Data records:
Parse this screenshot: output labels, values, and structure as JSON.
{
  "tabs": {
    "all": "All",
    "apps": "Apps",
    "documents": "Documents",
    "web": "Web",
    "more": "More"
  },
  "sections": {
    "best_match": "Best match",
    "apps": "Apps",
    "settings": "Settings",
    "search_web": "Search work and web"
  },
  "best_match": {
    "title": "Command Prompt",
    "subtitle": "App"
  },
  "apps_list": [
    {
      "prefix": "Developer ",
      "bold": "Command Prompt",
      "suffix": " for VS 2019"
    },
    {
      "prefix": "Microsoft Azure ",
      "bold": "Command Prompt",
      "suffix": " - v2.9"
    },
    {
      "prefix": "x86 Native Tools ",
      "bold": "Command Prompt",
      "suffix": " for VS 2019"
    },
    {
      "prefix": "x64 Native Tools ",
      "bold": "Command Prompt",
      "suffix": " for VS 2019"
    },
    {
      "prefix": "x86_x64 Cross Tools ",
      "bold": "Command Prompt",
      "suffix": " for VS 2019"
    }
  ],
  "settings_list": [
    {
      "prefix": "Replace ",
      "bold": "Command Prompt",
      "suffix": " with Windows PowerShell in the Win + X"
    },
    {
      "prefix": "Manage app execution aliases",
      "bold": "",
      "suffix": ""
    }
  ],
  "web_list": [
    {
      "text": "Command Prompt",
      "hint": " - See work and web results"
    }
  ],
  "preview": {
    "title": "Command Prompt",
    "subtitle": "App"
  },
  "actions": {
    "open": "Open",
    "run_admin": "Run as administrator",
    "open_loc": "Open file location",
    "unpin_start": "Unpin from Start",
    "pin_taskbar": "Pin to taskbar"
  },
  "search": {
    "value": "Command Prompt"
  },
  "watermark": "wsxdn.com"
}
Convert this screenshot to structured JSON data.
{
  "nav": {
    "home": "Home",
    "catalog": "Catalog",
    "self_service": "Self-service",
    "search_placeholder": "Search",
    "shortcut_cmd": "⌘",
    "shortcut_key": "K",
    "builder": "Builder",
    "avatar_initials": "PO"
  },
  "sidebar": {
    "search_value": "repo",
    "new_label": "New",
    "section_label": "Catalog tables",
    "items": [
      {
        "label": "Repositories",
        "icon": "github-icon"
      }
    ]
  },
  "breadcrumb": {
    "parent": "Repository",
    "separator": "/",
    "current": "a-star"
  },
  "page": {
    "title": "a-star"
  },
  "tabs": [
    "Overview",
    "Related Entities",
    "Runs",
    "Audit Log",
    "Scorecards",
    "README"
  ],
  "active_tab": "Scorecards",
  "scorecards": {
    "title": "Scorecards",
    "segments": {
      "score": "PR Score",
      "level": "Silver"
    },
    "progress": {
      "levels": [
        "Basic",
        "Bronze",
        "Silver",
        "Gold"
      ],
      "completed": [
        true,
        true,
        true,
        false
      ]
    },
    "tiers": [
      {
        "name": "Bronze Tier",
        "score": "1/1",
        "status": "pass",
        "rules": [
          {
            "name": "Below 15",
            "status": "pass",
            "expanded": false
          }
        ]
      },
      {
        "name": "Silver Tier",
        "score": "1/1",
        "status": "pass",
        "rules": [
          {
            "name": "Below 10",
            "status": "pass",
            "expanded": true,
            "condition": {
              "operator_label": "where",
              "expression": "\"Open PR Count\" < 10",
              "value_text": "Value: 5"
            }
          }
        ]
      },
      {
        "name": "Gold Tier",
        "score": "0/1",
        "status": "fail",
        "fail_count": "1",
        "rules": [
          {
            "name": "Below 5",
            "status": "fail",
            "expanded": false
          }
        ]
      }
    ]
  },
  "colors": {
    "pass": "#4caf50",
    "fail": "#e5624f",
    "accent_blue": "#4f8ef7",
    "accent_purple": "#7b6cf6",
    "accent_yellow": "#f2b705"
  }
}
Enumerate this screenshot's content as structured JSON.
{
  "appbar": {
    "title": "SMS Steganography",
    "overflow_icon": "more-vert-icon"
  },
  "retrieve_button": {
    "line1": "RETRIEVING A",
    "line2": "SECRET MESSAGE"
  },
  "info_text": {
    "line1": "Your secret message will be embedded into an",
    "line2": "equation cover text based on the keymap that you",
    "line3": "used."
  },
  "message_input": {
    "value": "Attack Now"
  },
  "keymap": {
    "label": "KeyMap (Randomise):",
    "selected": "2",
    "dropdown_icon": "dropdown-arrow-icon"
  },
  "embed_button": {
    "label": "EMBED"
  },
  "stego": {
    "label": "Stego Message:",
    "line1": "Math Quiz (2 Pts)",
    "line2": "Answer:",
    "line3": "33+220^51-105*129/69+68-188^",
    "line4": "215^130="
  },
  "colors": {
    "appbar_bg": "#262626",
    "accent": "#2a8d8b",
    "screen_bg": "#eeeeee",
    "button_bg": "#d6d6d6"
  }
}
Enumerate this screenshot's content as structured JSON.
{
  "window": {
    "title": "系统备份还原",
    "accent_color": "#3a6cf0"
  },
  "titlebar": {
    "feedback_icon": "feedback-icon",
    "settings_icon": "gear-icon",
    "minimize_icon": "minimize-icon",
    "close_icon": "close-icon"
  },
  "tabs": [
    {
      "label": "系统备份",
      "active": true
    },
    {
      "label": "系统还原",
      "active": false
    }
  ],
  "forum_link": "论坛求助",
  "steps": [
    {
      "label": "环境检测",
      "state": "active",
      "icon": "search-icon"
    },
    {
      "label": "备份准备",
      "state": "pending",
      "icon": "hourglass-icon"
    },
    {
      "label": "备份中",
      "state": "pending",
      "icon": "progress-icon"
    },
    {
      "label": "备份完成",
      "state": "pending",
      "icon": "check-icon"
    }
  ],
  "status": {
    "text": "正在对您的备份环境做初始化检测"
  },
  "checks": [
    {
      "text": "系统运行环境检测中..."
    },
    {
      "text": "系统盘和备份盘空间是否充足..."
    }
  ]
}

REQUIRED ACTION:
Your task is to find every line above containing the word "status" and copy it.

EXERCISE RESULT:
        "status": "pass",
            "status": "pass",
        "status": "pass",
            "status": "pass",
        "status": "fail",
            "status": "fail",
  "status": {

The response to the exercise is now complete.